- _RECORDS TO PROCESS_:
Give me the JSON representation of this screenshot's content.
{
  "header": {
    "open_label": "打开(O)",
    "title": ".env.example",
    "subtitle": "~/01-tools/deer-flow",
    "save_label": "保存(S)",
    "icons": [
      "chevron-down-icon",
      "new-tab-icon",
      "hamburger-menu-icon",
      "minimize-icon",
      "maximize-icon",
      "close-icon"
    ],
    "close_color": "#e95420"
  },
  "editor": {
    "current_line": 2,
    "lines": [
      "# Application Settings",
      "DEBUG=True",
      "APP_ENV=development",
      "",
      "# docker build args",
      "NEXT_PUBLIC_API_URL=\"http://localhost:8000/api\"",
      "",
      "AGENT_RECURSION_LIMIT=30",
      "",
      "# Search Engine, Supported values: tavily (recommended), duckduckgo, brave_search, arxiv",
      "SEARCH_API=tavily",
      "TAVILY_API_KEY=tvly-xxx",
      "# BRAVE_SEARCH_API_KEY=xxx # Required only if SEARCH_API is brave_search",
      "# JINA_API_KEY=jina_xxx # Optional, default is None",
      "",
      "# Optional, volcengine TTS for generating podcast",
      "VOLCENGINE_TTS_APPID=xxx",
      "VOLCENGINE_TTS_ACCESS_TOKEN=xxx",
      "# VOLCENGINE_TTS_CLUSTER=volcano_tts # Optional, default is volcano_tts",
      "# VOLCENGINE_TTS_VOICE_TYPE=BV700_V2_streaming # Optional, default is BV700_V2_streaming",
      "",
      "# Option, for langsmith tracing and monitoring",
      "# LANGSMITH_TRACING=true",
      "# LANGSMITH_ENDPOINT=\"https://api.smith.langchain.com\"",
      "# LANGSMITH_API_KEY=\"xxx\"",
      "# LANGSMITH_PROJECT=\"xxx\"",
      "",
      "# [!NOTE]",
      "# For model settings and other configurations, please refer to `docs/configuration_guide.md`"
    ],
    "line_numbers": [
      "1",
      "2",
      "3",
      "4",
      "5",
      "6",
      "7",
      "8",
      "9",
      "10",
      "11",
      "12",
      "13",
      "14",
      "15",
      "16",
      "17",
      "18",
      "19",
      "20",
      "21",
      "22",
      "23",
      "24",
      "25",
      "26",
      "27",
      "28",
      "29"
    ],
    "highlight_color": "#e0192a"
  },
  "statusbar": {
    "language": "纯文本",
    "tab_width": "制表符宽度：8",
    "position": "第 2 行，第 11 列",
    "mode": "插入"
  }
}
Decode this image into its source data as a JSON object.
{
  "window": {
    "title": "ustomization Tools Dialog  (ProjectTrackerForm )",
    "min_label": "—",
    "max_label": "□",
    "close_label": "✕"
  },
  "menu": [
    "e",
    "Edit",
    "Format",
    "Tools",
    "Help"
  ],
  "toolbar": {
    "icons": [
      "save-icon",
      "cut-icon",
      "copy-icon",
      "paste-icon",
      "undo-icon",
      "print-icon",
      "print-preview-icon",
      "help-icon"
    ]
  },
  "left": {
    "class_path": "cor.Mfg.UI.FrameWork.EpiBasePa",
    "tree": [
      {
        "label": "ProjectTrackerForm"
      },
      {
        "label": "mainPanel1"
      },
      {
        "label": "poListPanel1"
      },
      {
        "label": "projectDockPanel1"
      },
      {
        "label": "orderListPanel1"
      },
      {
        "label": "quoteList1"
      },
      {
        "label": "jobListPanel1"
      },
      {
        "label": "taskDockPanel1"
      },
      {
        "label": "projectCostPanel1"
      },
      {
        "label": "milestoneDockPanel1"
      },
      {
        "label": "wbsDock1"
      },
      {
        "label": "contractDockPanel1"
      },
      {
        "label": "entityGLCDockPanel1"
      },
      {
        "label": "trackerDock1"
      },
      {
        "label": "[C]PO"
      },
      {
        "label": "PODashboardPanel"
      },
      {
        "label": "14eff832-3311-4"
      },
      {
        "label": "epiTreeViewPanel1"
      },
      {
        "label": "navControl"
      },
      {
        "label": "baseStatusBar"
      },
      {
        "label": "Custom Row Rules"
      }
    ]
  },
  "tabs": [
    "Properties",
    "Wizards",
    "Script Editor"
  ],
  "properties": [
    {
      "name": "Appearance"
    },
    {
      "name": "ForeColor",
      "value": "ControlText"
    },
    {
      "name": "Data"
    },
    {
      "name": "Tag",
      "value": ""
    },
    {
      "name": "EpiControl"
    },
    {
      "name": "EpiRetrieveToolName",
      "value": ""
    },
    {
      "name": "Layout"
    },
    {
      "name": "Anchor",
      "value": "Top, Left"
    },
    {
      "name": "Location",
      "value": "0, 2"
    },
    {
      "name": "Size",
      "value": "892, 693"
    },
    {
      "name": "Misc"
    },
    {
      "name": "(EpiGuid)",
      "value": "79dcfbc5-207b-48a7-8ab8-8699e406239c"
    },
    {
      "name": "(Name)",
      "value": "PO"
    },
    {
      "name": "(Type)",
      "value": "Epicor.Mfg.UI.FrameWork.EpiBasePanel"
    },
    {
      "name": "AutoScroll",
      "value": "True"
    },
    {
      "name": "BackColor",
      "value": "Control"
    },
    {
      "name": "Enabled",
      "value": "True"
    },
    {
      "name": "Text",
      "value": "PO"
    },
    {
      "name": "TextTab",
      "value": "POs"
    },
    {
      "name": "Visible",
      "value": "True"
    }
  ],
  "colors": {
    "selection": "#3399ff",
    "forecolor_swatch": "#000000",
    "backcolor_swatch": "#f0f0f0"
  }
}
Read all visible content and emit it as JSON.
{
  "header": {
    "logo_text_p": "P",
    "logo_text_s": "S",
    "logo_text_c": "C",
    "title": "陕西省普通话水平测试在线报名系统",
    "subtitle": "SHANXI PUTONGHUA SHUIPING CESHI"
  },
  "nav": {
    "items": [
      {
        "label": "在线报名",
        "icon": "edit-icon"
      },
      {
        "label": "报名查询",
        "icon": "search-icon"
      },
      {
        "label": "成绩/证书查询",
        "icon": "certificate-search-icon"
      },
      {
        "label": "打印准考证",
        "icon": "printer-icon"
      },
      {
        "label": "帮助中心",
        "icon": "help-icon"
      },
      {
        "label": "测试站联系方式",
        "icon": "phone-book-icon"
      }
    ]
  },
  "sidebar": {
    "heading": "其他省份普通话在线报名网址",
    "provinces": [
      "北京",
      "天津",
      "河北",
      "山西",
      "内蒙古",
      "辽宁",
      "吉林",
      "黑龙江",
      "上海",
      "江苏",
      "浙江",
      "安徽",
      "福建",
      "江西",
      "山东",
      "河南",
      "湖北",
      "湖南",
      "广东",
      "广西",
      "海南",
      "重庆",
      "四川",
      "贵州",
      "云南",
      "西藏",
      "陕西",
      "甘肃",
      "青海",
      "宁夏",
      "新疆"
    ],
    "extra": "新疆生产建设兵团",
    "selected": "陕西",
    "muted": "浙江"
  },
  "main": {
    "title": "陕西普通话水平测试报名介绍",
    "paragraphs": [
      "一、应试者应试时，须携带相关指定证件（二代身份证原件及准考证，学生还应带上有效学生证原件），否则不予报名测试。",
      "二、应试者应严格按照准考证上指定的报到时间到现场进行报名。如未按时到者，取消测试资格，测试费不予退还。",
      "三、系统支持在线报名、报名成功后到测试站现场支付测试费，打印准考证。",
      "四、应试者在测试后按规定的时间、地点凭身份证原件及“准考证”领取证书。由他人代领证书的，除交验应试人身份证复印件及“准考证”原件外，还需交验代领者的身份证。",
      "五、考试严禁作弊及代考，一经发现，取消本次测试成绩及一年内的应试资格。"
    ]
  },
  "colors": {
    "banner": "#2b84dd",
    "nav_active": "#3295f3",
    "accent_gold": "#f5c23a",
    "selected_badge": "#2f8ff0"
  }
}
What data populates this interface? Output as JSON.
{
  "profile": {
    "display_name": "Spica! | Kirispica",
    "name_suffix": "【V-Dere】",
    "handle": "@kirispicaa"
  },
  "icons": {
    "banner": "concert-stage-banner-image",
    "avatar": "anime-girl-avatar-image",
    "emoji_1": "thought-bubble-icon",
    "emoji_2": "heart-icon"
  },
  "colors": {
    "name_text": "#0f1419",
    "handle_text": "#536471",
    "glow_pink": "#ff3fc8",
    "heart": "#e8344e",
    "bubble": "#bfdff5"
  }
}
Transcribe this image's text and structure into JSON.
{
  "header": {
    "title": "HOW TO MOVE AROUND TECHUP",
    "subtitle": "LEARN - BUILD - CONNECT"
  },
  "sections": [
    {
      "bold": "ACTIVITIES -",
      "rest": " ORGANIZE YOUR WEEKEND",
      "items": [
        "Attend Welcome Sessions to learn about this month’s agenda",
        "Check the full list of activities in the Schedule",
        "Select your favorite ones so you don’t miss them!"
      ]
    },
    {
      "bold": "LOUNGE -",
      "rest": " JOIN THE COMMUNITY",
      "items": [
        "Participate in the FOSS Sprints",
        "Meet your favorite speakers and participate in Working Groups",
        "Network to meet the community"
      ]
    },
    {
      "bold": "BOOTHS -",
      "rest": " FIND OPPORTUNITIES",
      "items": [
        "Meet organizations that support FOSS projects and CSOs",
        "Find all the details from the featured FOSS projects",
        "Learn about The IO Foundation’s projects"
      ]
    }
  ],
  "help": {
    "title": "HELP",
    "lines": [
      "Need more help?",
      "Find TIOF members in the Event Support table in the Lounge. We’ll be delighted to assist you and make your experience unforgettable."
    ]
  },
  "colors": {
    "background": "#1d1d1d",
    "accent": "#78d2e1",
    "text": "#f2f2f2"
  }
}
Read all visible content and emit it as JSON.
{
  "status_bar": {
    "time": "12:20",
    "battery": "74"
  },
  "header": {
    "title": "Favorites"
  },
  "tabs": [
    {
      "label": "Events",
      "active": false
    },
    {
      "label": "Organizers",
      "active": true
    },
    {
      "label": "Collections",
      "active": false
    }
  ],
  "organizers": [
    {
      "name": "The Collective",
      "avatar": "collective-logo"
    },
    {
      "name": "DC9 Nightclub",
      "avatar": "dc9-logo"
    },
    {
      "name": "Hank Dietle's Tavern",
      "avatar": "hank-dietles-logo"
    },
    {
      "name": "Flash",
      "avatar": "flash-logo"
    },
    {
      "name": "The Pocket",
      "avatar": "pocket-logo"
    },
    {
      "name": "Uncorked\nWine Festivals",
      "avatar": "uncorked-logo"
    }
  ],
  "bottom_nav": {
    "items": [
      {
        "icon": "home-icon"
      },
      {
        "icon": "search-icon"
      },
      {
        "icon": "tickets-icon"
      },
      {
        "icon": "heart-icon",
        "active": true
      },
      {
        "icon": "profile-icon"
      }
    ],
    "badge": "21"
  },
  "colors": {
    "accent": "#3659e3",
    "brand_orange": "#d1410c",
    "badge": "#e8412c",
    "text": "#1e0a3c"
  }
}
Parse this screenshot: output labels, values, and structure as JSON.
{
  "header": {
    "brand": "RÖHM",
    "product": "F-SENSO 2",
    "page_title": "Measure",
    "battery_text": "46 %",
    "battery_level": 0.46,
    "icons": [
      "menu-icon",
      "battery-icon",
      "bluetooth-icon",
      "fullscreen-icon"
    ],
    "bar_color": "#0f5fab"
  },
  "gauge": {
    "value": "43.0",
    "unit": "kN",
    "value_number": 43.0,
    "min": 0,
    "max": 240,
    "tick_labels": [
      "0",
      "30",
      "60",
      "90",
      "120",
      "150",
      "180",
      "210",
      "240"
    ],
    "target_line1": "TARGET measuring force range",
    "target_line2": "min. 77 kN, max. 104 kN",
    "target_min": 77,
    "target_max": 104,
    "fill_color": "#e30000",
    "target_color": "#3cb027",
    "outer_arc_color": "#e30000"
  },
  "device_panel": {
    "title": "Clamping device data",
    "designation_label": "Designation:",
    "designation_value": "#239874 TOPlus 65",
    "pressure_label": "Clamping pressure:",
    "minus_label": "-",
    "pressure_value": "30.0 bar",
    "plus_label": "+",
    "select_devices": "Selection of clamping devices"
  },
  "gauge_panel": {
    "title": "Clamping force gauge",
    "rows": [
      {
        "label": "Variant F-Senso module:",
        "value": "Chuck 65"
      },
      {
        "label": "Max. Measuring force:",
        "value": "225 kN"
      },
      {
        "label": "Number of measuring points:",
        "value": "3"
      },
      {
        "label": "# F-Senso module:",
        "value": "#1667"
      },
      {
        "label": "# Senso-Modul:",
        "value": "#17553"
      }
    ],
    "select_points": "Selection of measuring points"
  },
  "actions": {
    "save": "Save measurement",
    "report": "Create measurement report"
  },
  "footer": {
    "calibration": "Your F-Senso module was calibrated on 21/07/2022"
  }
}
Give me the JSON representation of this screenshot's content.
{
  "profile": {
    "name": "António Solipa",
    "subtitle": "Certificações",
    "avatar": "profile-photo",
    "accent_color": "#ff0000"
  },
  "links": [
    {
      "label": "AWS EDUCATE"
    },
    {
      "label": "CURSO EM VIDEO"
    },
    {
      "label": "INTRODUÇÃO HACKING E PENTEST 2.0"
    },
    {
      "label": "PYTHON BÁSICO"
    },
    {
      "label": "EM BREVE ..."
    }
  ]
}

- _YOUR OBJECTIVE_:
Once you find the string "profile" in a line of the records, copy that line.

- _ANSWER FOR THE TASK_:
  "profile": {
        "icon": "profile-icon"
  "profile": {
    "avatar": "profile-photo",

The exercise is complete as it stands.